Wednesday, July 15, 2009

Does PETA's abortion view make sense?

In a piece published on, Thomas Glessner writes about the abortion view of PETA (the animal-rights organization).
On June 16 during an interview on CNBC President Obama swatted at and killed a fly. The matter was treated with good humor by most. I, for one, wanted to say "Nice shot Mr. President." However, the animal rights group People for the Ethical Treatment of Animals (PETA) felt differently and publicly chastised the President for his apparent cruelty to the insect.

"We support compassion for even the smallest animals," says Bruce Friedrich, VP for Policy at PETA. "We support giving insects the benefit of the doubt." Friedrich says PETA supports "brushing flies away rather than killing them." Later PETA sent to Obama a fly catching device that traps flies and then allows for their safe release back into nature.

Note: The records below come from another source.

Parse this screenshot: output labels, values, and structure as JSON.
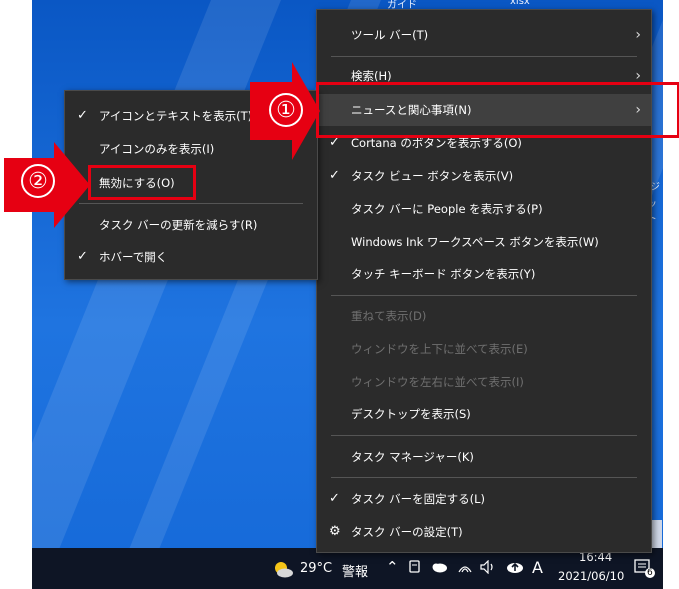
{
  "desktop": {
    "top_label_left": "ガイド",
    "top_label_right": "xlsx",
    "right_edge_label_1": "ジ",
    "right_edge_label_2": "ット"
  },
  "context_menu": {
    "items": [
      {
        "label": "ツール バー(T)",
        "submenu": true
      },
      {
        "label": "検索(H)",
        "submenu": true
      },
      {
        "label": "ニュースと関心事項(N)",
        "submenu": true,
        "highlighted": true
      },
      {
        "label": "Cortana のボタンを表示する(O)",
        "checked": true
      },
      {
        "label": "タスク ビュー ボタンを表示(V)",
        "checked": true
      },
      {
        "label": "タスク バーに People を表示する(P)"
      },
      {
        "label": "Windows Ink ワークスペース ボタンを表示(W)"
      },
      {
        "label": "タッチ キーボード ボタンを表示(Y)"
      },
      {
        "label": "重ねて表示(D)",
        "disabled": true
      },
      {
        "label": "ウィンドウを上下に並べて表示(E)",
        "disabled": true
      },
      {
        "label": "ウィンドウを左右に並べて表示(I)",
        "disabled": true
      },
      {
        "label": "デスクトップを表示(S)"
      },
      {
        "label": "タスク マネージャー(K)"
      },
      {
        "label": "タスク バーを固定する(L)",
        "checked": true
      },
      {
        "label": "タスク バーの設定(T)",
        "icon": "gear-icon"
      }
    ]
  },
  "submenu": {
    "items": [
      {
        "label": "アイコンとテキストを表示(T)",
        "checked": true
      },
      {
        "label": "アイコンのみを表示(I)"
      },
      {
        "label": "無効にする(O)"
      },
      {
        "label": "タスク バーの更新を減らす(R)"
      },
      {
        "label": "ホバーで開く",
        "checked": true
      }
    ]
  },
  "annotations": {
    "step1": "①",
    "step2": "②",
    "highlight_color": "#e60012"
  },
  "taskbar": {
    "weather_icon": "sun-cloud-icon",
    "temperature": "29°C",
    "warning": "警報",
    "ime": "A",
    "time": "16:44",
    "date": "2021/06/10",
    "notification_count": "6"
  },
  "check_glyph": "✓",
  "arrow_glyph": "›"
}
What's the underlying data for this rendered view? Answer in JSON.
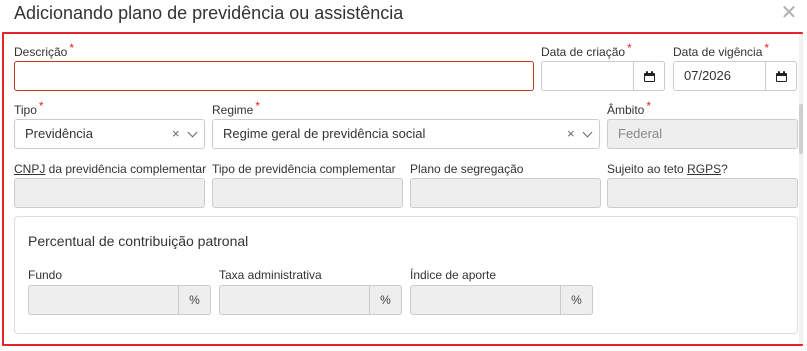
{
  "dialog": {
    "title": "Adicionando plano de previdência ou assistência",
    "close_symbol": "✕"
  },
  "fields": {
    "descricao": {
      "label": "Descrição",
      "required": "*",
      "value": ""
    },
    "data_criacao": {
      "label": "Data de criação",
      "required": "*",
      "value": ""
    },
    "data_vigencia": {
      "label": "Data de vigência",
      "required": "*",
      "value": "07/2026"
    },
    "tipo": {
      "label": "Tipo",
      "required": "*",
      "value": "Previdência",
      "clear": "×"
    },
    "regime": {
      "label": "Regime",
      "required": "*",
      "value": "Regime geral de previdência social",
      "clear": "×"
    },
    "ambito": {
      "label": "Âmbito",
      "required": "*",
      "value": "Federal"
    },
    "cnpj": {
      "label_prefix": "CNPJ",
      "label_rest": " da previdência complementar",
      "value": ""
    },
    "tipo_complementar": {
      "label": "Tipo de previdência complementar",
      "value": ""
    },
    "plano_segregacao": {
      "label": "Plano de segregação",
      "value": ""
    },
    "sujeito_teto": {
      "label_prefix": "Sujeito ao teto ",
      "label_abbr": "RGPS",
      "label_suffix": "?",
      "value": ""
    }
  },
  "contribuicao": {
    "title": "Percentual de contribuição patronal",
    "fundo": {
      "label": "Fundo",
      "value": "",
      "unit": "%"
    },
    "taxa": {
      "label": "Taxa administrativa",
      "value": "",
      "unit": "%"
    },
    "indice": {
      "label": "Índice de aporte",
      "value": "",
      "unit": "%"
    }
  },
  "colors": {
    "required": "#e3242b",
    "highlight_border": "#e3242b",
    "disabled_bg": "#eeeeee"
  },
  "icons": [
    "close-icon",
    "calendar-icon",
    "clear-icon",
    "chevron-down-icon"
  ]
}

Upon hearing of the compassion PETA has for the smallest of creatures I wondered what position they took on abortion. After all, if this organization believes in the protection of the lives of flies surely they would be adamantly opposed to the killing of the unborn. Hence, I immediately did a search on the Internet to find an answer to my question. I found out that PETA's compassion for unborn human babies falls far short of its compassion for flies.
PETA's position statement reads:
PETA does not have a position on the abortion issue, because our focus as an organization is the alleviation of the suffering inflicted on nonhuman animals. There are people on both sides of the abortion issue in the animal rights movement, just as there are people on both sides of animal rights issues in the pro-life movement. And just as the pro-life movement has no official position on animal rights, neither does the animal rights movement have an official position on abortion.
Glessner continues:
Now let me understand this clearly. To PETA the life of a fly deserves to be respected and must be treated with dignity, but the life of an unborn child subject to abortion is apparently of no concern. One can be a member of PETA and support the killing of the unborn as long as that person supports the right to life of a fly.

Even if one believes that humans are no more than a higher evolved form of animal life they must surely oppose the killing of unborn children if they oppose the killing of flies. But this logic escapes PETA.
PETA is implying, I think, that a consistent, committed animal rights activist (one committed to "giving insects the benefit of the doubt") may at the same time reasonably support the killing of unborn human beings.

Whether that's true depends on one's underlying view of what it is that makes a being valuable and deserving of moral respect. Many contemporary bio-ethicists (and most pro-choice philosophers) advocate what Wesley Smith calls "Personhood Theory," whereby an entity possesses worth and dignity (i.e., is a "person") by virtue of certain acquired properties or functions that are deemed morally relevant (e.g., self-awareness, ability to feel pain). Any being lacking the requisite properties (regardless of species) is disqualified from basic protection.

But even according to these functional criteria, a fully-developed fly likely would not qualify for more protection than an unborn human at most stages. So I agree with Glessner: It's hard to make sense of PETA's position.

Perhaps a more mainstream animal-rights advocate -- one with no problem killing flies -- could, relying on Personhood Theory (which, I must point out, is deeply flawed and contrary to the view of human value that undergirds the pro-life position), construct a consistent position supporting both protection for most (adult) animals and the right to kill the unborn human. But I think it's fair to say that PETA's position is not coherent.

I'll be discussing personhood and what makes humans valuable in an upcoming post in my Why Pro-Life? series.